Work task: Scan the records for lines with the word "Ayuda", and copy every such line.

*** Block opens ***

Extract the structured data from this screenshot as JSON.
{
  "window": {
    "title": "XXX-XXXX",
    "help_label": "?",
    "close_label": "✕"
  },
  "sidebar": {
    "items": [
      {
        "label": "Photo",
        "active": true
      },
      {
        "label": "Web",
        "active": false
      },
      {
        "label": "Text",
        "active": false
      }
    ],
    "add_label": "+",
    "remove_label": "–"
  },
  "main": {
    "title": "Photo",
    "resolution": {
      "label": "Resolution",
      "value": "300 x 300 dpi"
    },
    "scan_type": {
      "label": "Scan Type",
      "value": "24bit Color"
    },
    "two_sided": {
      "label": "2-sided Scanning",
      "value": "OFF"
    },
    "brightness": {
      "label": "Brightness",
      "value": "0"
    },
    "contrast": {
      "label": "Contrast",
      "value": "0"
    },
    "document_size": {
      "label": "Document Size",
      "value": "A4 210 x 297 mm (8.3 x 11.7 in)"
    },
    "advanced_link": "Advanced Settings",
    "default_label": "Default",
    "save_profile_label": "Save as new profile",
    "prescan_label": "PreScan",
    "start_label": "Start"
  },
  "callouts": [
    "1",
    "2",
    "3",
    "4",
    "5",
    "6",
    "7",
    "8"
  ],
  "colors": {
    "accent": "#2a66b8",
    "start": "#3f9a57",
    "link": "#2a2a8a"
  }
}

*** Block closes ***
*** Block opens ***

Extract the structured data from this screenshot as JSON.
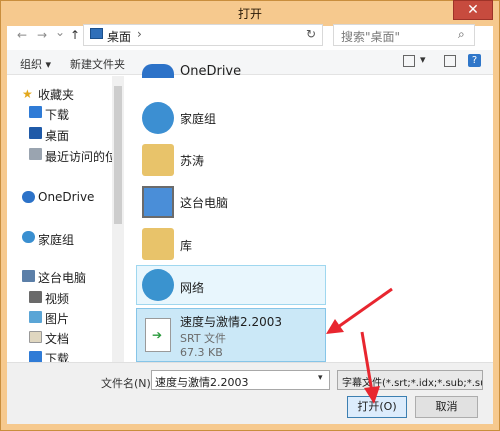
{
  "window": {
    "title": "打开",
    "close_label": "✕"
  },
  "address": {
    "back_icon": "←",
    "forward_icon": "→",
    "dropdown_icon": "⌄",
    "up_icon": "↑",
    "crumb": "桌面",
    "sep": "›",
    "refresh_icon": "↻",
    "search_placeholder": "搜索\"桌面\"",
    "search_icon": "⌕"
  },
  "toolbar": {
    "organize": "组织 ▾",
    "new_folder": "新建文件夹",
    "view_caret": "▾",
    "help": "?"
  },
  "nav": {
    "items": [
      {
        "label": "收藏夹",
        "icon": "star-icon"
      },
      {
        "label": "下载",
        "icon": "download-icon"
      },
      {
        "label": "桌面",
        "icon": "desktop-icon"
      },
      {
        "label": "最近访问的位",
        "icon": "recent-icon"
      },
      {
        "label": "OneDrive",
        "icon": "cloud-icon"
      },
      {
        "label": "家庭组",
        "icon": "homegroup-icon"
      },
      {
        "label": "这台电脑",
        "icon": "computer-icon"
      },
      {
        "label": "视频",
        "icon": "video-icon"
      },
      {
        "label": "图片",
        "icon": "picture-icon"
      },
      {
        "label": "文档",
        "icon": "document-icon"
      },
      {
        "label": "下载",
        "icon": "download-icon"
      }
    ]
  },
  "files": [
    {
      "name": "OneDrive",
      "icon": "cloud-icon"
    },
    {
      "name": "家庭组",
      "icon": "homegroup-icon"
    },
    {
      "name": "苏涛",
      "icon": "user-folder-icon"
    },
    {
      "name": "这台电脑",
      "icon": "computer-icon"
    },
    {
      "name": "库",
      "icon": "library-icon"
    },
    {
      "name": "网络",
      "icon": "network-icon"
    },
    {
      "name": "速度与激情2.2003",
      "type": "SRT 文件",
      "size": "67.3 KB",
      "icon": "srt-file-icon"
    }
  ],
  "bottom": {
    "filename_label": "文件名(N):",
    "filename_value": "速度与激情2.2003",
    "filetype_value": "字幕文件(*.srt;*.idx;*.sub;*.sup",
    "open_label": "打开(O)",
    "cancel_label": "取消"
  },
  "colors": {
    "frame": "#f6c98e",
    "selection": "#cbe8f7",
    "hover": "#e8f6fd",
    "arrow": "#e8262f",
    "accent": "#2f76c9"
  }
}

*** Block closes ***
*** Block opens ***

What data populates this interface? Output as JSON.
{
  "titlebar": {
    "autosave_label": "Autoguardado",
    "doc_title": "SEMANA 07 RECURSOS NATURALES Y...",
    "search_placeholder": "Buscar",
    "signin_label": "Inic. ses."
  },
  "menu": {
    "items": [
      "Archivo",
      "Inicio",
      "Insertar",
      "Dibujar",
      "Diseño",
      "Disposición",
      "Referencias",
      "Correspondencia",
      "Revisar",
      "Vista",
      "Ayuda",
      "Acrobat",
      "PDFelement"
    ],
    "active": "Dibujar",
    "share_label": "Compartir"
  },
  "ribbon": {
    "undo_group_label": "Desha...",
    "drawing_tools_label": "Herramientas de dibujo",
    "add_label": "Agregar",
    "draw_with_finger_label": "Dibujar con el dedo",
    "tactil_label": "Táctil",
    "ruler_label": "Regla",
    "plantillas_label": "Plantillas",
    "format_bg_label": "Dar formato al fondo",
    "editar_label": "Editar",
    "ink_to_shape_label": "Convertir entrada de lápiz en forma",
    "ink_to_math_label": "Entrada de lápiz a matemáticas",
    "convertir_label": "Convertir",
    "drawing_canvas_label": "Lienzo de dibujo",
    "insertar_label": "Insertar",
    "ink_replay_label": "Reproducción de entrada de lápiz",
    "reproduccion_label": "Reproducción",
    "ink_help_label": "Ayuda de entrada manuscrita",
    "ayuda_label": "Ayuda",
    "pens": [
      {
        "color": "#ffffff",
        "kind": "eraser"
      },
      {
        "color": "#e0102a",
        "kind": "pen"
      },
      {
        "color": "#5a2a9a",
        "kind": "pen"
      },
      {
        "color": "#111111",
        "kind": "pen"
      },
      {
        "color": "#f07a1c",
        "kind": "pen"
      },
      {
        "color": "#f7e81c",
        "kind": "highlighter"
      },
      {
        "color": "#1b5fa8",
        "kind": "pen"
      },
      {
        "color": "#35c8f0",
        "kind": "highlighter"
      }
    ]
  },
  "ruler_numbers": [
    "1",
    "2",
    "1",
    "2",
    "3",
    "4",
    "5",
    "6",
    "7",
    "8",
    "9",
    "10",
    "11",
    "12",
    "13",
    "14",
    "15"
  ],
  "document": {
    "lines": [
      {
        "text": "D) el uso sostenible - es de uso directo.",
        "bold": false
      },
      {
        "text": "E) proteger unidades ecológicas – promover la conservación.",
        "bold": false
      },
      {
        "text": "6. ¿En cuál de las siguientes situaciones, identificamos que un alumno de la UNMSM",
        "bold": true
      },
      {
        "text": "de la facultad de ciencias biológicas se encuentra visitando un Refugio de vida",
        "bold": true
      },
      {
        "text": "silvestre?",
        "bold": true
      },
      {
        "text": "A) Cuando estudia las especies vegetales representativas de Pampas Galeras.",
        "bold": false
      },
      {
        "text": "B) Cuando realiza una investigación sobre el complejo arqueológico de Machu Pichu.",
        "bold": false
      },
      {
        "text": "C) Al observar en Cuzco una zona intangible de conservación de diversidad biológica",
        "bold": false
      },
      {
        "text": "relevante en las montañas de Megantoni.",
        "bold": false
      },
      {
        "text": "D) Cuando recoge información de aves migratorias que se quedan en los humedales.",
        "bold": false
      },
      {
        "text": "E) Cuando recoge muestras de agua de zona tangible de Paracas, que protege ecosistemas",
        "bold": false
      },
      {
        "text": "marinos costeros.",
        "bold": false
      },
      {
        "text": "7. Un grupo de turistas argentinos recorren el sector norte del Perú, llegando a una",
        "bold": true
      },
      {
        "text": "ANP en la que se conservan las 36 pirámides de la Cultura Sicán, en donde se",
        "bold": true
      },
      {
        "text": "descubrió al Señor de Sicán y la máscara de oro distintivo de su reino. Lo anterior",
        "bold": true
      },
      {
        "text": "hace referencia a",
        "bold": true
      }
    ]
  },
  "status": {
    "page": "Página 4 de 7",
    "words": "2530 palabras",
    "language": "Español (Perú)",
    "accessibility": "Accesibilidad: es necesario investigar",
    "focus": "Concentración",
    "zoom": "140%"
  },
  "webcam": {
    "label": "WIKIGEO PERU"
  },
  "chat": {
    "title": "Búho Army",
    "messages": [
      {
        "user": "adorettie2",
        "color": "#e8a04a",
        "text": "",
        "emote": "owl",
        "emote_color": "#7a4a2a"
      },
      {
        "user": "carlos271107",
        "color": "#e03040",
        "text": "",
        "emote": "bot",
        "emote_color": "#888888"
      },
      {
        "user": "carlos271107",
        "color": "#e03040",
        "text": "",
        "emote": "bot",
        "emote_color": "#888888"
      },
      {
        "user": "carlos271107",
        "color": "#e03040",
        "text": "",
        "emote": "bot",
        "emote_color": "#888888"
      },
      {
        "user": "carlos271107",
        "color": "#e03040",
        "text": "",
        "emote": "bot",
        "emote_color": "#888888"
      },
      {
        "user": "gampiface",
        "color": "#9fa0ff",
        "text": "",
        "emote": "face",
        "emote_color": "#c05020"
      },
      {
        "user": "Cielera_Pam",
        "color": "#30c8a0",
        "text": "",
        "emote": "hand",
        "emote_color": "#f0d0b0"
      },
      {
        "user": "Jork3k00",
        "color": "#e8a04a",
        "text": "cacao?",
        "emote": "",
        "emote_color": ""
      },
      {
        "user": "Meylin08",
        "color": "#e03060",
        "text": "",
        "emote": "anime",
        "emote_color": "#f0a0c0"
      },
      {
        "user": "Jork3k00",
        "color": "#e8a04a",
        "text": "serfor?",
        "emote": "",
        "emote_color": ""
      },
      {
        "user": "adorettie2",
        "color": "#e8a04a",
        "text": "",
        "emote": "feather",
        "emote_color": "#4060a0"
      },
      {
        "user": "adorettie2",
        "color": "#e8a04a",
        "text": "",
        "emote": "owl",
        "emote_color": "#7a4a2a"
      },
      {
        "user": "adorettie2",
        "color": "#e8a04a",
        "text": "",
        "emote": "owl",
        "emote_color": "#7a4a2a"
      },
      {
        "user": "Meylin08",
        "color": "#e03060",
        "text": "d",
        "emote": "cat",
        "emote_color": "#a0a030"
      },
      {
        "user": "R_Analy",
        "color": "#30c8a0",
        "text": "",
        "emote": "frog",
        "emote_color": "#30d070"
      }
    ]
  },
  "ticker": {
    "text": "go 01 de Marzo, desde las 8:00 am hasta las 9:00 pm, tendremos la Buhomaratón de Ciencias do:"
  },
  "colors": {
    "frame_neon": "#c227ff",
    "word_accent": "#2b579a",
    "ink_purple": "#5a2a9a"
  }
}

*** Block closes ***

Response to this task:
      "Ayuda",
    "ink_help_label": "Ayuda de entrada manuscrita",
    "ayuda_label": "Ayuda",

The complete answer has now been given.